and from fairly early on the game it was evident that they were not going to win. they were outcoached. outquarterbacked. outreceived. totally, maddeningly, almost freakishly outplayed. before halftime i said, cavalierly, “oh, yeah, well, they’ll come back for the second half. it’s what they do.” at the end of the third quarter i said “awww, there’s plenty of time. fifteen minutes on the playclock is more like 45 minutes of air-time. there’s nothing to worry about.” in overtime, just as tynes went out to kick what would be the winning field goal, i said “he won’t make it.” and then he did. and the game was over. and the packers had lost.

then yesterday i realized that while i had been sitting calmly on the couch, m’s sleeping toddler-body curled around my shoulder and chest, s had been up and down, banging his head on the floor, yelling at the tv, throwing his hands in the air, dropping his head in his hands. he had been feeling the game we were watching. i, on the other hand, had been feeling something else. something, maybe, close to nothing.

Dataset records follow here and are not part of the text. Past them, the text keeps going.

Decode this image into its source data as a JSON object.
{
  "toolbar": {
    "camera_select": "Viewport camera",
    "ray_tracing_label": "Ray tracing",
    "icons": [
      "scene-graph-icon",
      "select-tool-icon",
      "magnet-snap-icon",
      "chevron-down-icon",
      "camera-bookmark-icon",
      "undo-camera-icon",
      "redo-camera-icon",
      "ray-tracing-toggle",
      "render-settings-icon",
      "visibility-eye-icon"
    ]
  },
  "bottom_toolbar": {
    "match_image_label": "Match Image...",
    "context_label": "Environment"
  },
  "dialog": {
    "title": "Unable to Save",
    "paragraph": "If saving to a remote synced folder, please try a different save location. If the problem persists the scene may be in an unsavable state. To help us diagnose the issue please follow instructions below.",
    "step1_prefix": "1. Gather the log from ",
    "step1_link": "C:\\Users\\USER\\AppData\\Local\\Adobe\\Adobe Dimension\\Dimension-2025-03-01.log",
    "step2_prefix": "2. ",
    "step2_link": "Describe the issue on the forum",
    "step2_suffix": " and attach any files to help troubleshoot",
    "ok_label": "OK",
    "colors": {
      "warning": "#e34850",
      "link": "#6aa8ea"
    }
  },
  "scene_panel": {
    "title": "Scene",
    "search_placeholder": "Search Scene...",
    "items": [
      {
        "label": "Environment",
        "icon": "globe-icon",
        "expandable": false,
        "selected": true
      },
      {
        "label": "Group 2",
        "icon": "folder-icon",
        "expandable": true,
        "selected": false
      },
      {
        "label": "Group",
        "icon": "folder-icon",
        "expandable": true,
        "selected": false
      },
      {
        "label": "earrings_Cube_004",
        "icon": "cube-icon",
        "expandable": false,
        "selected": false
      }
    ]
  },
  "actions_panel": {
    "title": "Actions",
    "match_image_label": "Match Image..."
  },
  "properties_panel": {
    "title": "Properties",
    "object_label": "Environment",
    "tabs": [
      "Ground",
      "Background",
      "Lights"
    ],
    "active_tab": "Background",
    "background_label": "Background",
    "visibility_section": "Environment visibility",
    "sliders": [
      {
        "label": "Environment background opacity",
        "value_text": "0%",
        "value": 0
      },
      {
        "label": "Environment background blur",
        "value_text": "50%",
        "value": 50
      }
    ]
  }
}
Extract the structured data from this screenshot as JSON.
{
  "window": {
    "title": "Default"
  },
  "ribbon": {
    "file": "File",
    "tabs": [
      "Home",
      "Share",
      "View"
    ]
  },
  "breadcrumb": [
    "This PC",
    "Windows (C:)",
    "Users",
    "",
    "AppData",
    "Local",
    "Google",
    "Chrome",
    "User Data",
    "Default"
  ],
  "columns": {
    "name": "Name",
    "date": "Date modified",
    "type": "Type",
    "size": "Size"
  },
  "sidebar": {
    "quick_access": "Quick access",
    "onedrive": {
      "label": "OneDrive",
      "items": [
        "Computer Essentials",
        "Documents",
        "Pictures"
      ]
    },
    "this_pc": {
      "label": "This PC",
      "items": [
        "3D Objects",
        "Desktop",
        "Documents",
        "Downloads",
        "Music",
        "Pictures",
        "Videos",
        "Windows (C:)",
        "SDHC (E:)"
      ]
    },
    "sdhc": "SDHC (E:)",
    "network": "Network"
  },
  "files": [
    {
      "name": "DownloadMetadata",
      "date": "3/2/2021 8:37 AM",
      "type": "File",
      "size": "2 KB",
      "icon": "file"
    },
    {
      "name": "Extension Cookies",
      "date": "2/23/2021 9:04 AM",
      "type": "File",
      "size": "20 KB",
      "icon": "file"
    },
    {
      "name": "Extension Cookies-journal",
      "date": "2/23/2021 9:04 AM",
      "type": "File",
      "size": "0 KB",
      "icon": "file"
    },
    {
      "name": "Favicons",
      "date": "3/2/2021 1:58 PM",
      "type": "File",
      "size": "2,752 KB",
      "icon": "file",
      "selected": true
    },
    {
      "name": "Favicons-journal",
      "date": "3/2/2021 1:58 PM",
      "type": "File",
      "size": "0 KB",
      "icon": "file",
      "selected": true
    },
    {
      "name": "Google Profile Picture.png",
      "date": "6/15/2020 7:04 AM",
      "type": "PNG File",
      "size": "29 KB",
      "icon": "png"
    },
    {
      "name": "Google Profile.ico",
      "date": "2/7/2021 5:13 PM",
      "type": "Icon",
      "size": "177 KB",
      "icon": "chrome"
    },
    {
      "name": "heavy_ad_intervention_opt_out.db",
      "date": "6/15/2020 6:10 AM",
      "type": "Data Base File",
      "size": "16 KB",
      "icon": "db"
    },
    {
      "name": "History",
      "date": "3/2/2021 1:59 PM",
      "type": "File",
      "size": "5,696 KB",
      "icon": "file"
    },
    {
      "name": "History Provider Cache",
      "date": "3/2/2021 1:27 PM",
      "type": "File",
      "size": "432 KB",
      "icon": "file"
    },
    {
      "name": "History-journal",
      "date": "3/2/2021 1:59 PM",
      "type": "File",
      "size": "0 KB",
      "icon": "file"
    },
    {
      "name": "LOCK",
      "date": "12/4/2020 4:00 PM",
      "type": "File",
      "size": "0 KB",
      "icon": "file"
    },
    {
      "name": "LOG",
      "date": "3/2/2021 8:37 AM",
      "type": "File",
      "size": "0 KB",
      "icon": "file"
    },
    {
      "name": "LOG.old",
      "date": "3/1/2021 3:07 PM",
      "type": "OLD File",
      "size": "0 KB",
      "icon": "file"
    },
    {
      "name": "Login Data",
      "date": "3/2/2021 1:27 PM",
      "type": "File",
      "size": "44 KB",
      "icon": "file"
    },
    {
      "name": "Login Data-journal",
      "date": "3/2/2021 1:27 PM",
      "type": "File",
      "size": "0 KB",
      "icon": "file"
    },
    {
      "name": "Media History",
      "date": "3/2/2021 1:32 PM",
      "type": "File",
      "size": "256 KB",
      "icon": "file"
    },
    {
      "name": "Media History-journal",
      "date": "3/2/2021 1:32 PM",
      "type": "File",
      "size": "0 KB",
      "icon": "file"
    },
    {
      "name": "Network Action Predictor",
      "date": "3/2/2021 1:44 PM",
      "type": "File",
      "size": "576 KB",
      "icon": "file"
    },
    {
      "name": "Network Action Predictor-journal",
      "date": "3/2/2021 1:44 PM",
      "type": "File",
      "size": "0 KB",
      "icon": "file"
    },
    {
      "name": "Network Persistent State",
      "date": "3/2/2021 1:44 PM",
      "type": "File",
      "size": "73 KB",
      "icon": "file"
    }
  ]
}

in fact, i realized that i felt exactly the way i had felt after my water broke with ruby and i was put on bed rest. totally fine. everything would be fine. everything would work out. everything would be fine. just relax and love the baby. everything will be fine.

and it wasn’t. and it isn’t, although it is, but it also really, really isn’t. still, i can’t seem to quit saying it, and feeling it. everything is fine. (is everything fine?) then today, reading tash’s current post (aha! this one i can link to) i realized just how mad i am not. and i thought, for the first time, that maybe that’s not such a good thing. maybe i’m not calm, and practiced, and zen. maybe i’m numb. maybe remodeling the house and adding a room on the back isn’t nearly as fucking easy as i’ve been thinking it is.

the thing is, i don’t know. and i don’t know how to figure it out.

i found this essay browsing NPR’s “This I Believe” and had one of those moments when i thought “man, why didn’t I think of that?” family as a verb. to family.

we familied over the turn to the new year with friends (a, j1, j2) who now live nearby. before we moved to our new home/city/state in may, these friends were an 8-10 hour drive away through some dull country. now they’re 90 minutes up a major highway. we drove up on new year’s eve for a wintry dinner of risotto and wine, watched tv through the obligatory midnight hour (and oh, how my heart sank for poor dick clark), ate 12 grapes each, one to signify each month of 2008 (i wanted to be like the italians and shove as many grapes in my mouth as possible, but the family (a noun) opted for the more delicate spanish mode and i’m not one to make waves) and stayed through the new year’s celebratory meal of hoppin’ john, when we were joined by our other dear friend p and p’s new friend c.

given this wealth of food and friendship, we familied well. in fact, we familied better, and more happily, and with more verve and style and with less exhaustion and tension than i could ever dream of doing with any of my blood relatives. j1 laid a beautiful table featuring a crushed orange velvet tablecloth from denmark. a fed us with absolutely brilliant food, and put up with us while we all drank. we took a brisk walk in the bitter cold just as snow was starting to fall, and came home to warm with up french-press coffees. we stuffed our gullets with lovely homemade chocolates, a holiday gift to j1 from an old college friend. i learned that i really like c and now can genuinely hope that c and p will be happy together. i told p some things i wasn’t sure i could, i listened to j1 tell me about some problems she’s facing this coming term (that’s school, not pregnancy), i admired j2’s new thomas the tank jammies, i watched m toddle around and befriend befamily absolutely everyone with equal enthusiasm, and i listened to a & s talk about music and smoking and “taboo food” in northern england.

the group of us celebrating together is a subset of a larger group that vacations together usually once–sometimes twice–a year, and has done so for eleven years. we have long described ourselves as a family of choice, since many of us (especially the women) have major issues with our families of origin. but to family: to family by choice. i like that.